[[ EXTRACTED MATERIAL open ]]
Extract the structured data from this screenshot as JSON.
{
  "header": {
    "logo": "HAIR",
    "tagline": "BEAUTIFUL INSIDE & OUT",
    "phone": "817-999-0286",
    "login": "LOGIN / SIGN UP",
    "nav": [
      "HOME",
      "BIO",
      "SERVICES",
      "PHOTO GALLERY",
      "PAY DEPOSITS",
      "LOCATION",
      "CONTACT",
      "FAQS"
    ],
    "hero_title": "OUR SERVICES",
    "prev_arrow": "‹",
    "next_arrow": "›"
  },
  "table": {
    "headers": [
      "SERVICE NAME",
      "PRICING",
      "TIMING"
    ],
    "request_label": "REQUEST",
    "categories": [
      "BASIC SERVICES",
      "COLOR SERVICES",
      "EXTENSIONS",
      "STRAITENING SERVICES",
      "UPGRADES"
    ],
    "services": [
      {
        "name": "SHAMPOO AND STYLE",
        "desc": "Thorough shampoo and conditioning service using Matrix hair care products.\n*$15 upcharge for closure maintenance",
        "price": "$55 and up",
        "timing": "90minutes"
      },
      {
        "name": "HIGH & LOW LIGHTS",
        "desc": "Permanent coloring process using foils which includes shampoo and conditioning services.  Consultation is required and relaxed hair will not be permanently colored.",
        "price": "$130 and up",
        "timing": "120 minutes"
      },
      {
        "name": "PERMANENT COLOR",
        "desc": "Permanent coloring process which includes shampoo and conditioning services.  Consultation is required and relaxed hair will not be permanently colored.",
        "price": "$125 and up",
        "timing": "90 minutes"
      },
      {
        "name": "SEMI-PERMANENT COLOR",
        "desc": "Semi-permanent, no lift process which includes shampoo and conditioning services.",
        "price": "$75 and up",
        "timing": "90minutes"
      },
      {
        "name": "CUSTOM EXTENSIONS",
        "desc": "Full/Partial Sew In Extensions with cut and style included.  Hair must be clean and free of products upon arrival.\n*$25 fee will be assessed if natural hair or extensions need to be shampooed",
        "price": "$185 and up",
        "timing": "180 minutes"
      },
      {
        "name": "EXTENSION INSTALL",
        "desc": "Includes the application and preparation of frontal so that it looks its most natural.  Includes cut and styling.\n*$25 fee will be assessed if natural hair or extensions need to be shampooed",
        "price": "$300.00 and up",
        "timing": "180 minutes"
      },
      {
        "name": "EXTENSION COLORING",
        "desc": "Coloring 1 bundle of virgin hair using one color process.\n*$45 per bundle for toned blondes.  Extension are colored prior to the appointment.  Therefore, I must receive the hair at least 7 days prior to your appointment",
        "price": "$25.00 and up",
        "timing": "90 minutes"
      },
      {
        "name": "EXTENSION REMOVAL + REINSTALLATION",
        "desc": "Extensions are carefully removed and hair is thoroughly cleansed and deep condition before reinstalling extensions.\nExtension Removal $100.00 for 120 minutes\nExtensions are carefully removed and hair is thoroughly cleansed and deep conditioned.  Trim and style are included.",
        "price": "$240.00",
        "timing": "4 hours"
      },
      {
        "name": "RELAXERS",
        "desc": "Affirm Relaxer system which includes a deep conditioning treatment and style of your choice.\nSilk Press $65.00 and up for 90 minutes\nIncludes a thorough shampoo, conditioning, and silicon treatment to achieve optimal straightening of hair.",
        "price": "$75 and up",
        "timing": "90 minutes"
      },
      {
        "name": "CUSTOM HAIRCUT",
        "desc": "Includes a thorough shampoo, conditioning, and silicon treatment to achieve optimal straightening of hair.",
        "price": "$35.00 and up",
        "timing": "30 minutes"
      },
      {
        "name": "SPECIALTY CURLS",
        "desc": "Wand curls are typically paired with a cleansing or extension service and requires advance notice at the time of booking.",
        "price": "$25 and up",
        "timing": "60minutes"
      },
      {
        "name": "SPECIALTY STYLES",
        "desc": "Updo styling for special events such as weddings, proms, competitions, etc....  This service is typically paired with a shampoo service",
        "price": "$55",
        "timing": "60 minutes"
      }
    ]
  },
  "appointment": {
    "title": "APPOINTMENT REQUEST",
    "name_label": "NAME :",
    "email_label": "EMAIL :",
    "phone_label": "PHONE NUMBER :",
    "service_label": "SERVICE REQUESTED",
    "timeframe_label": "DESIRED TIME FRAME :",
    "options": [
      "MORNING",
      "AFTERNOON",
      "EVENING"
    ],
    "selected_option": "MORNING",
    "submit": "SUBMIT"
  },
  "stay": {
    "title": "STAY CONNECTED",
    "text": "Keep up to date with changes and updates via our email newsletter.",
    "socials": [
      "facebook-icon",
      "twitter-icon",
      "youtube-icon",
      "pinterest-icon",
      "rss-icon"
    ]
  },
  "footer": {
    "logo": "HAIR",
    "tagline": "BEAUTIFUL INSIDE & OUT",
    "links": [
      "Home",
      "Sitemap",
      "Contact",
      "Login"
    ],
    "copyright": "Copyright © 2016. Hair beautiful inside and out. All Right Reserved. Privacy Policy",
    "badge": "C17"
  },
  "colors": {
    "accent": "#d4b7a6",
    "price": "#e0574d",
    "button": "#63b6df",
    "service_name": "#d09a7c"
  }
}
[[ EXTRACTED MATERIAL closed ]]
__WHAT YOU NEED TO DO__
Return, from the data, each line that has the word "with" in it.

__REPLY__
        "desc": "Full/Partial Sew In Extensions with cut and style included.  Hair must be clean and free of products upon arrival.\n*$25 fee will be assessed if natural hair or extensions need to be shampooed",
        "desc": "Wand curls are typically paired with a cleansing or extension service and requires advance notice at the time of booking.",
        "desc": "Updo styling for special events such as weddings, proms, competitions, etc....  This service is typically paired with a shampoo service",
    "text": "Keep up to date with changes and updates via our email newsletter.",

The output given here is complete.